Task statement
Establish how many lines in the records below include the word "checked"; respond with that number only.

Data about app and page elements

BEGIN

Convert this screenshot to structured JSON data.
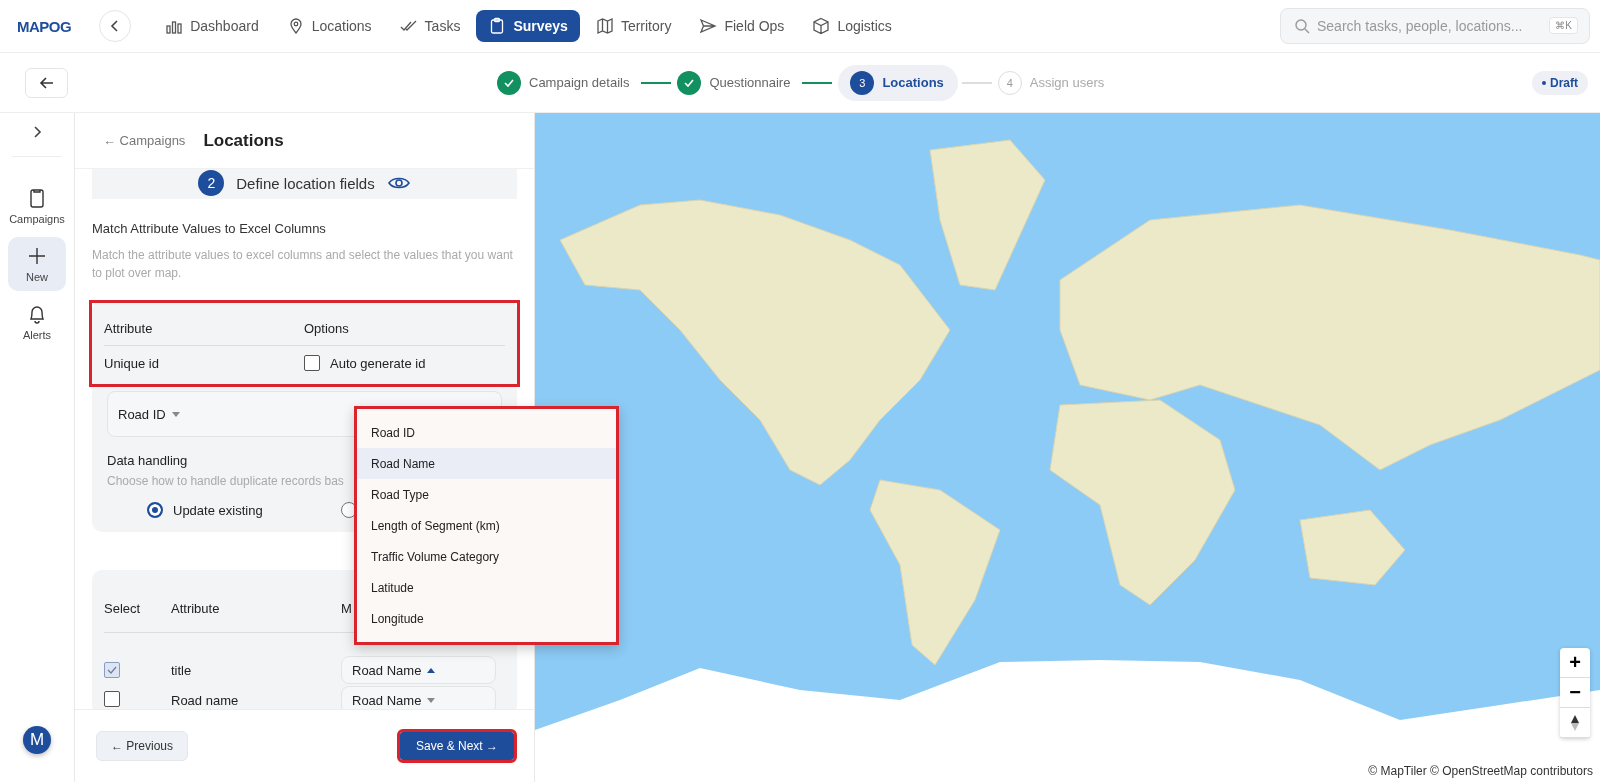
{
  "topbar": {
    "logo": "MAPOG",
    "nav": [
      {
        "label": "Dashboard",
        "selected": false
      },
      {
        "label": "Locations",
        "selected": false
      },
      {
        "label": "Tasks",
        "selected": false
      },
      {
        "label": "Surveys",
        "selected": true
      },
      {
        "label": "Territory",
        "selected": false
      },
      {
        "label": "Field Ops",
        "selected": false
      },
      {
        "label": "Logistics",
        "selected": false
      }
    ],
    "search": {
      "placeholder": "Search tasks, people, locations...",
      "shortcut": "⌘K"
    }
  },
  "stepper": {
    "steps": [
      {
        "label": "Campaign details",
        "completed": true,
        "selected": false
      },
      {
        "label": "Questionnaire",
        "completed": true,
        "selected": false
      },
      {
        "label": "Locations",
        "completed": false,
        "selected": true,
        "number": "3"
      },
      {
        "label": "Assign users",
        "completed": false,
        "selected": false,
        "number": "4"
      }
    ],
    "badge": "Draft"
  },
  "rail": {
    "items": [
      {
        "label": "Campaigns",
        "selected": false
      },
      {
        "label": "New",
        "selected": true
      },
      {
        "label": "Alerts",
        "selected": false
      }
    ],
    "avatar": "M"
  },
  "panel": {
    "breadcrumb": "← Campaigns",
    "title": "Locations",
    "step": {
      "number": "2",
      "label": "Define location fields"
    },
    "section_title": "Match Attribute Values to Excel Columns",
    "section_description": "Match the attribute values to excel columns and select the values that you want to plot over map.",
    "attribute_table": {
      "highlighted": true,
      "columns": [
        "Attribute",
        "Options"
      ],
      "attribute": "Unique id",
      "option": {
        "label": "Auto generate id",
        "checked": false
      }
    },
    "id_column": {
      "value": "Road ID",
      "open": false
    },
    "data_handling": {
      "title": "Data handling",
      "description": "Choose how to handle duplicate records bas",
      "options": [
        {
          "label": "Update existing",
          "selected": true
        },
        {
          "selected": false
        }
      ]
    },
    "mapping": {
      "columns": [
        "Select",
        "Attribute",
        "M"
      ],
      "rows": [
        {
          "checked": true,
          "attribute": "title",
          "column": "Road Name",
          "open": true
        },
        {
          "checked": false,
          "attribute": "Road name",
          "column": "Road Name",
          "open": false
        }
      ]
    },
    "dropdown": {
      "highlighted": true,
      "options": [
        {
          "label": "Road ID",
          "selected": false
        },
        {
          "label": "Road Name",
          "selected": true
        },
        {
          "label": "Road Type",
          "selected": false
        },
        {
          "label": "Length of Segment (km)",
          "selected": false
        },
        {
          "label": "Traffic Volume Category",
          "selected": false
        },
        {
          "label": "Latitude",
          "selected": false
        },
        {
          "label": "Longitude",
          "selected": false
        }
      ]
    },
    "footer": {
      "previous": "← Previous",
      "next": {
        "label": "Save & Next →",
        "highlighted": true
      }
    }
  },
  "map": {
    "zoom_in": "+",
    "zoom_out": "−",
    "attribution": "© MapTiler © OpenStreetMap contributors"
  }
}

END

Answer below
3